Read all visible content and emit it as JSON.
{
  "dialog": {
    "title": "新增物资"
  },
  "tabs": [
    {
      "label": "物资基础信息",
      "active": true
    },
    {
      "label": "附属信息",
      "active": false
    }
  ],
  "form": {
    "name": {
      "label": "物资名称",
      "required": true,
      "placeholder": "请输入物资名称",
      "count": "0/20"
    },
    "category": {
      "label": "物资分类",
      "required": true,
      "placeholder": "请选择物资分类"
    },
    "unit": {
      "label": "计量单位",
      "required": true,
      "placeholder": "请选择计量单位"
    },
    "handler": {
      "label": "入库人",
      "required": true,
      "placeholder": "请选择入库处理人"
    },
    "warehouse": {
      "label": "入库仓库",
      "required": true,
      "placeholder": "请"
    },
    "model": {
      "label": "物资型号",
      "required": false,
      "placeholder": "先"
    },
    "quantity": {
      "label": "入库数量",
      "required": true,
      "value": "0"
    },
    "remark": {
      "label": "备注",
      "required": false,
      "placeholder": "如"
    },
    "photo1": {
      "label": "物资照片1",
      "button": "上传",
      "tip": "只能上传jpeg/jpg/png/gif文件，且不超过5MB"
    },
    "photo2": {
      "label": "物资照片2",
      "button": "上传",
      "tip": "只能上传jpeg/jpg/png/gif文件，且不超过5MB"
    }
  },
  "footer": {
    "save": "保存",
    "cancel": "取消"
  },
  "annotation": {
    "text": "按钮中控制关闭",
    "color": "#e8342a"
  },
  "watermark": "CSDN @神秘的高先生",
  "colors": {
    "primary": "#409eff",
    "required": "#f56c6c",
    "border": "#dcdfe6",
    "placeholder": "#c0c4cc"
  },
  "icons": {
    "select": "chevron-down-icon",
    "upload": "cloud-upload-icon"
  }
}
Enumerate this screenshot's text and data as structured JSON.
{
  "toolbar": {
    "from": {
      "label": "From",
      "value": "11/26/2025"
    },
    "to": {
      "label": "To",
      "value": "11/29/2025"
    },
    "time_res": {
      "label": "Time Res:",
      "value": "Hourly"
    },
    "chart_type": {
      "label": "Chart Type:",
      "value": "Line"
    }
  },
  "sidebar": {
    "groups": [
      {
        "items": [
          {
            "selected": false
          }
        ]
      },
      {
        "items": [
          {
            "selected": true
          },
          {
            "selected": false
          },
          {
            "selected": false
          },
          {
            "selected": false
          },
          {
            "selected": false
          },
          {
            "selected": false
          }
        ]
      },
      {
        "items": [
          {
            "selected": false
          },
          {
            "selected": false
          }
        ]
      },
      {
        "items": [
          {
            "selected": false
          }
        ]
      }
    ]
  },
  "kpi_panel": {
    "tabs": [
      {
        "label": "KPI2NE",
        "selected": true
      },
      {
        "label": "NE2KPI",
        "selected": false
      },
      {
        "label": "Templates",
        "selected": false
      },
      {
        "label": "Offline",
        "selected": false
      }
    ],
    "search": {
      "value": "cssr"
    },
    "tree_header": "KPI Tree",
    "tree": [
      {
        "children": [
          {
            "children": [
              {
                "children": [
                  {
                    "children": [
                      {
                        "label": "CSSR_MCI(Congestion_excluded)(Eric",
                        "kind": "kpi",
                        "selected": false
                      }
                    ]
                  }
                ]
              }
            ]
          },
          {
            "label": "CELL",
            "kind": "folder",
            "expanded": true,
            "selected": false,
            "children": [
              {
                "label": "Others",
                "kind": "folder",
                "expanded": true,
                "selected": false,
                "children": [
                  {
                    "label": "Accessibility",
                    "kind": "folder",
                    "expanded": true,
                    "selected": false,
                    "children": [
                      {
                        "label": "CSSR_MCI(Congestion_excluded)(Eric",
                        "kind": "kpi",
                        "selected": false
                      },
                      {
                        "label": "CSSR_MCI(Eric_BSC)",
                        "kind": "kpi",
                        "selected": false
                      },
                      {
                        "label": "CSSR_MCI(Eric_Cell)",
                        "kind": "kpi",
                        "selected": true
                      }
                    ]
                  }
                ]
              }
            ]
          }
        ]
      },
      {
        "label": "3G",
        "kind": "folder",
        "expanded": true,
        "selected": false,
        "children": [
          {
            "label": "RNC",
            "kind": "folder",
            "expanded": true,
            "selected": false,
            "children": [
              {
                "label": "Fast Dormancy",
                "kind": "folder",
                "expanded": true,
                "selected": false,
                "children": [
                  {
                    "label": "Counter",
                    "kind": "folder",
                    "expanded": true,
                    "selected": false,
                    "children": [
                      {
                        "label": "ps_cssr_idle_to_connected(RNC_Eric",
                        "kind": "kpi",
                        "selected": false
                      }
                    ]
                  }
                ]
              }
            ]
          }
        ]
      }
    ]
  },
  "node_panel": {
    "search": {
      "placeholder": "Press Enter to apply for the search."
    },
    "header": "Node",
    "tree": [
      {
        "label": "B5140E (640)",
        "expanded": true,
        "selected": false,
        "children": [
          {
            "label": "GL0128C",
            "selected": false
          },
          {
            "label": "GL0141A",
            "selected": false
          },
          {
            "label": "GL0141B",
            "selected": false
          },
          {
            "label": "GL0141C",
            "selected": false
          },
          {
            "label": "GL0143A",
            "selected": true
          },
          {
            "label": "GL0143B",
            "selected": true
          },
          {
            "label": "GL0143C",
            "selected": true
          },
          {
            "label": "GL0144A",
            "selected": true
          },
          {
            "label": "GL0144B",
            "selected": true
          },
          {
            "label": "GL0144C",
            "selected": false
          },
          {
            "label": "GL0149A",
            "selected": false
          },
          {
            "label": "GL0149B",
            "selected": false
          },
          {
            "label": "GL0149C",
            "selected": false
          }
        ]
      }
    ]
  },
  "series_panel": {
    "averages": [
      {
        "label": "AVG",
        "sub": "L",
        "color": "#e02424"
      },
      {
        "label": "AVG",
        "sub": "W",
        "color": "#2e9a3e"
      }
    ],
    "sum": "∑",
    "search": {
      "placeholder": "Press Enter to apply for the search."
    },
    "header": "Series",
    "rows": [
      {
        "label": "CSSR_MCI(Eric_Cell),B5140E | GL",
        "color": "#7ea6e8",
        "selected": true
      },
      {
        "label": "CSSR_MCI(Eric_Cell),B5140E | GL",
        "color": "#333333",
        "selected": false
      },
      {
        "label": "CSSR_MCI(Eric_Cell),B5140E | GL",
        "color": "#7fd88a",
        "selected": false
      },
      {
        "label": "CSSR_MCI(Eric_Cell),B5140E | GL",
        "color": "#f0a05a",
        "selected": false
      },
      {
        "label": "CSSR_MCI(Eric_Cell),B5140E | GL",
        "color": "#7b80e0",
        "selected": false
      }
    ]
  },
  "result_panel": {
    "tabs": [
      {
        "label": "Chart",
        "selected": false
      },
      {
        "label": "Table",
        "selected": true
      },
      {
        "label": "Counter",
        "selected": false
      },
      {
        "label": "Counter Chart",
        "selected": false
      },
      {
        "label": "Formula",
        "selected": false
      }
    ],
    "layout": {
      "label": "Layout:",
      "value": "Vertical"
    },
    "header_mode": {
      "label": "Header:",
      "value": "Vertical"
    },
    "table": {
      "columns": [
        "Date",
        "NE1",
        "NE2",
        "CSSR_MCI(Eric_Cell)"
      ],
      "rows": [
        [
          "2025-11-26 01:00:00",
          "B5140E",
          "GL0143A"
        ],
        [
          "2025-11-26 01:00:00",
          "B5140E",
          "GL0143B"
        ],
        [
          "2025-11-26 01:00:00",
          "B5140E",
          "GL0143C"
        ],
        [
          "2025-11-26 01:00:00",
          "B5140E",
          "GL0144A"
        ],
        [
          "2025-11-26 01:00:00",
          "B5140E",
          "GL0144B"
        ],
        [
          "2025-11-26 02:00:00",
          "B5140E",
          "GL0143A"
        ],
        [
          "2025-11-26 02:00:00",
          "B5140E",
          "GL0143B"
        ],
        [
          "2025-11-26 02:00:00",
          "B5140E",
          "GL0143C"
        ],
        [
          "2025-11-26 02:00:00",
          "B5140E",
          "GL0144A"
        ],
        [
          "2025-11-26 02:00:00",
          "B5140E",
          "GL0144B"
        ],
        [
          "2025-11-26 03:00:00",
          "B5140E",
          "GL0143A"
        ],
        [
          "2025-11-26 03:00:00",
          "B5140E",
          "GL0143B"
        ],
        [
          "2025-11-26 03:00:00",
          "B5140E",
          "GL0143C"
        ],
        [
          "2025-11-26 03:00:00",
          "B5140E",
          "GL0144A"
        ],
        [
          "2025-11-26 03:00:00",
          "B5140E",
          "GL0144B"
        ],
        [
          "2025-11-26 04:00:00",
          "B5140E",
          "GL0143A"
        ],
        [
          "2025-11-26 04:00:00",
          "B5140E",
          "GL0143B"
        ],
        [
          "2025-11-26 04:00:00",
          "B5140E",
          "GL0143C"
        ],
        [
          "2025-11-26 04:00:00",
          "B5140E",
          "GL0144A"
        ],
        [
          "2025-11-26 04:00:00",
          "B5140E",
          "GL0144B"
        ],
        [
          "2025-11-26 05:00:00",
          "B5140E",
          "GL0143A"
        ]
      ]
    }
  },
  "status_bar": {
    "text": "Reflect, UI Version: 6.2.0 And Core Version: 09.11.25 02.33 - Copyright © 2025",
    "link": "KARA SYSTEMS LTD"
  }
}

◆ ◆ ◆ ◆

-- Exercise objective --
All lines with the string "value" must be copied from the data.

-- The answer --
      "value": "0"
      "value": "11/26/2025"
      "value": "11/29/2025"
      "value": "Hourly"
      "value": "Line"
      "value": "cssr"
      "value": "Vertical"
      "value": "Vertical"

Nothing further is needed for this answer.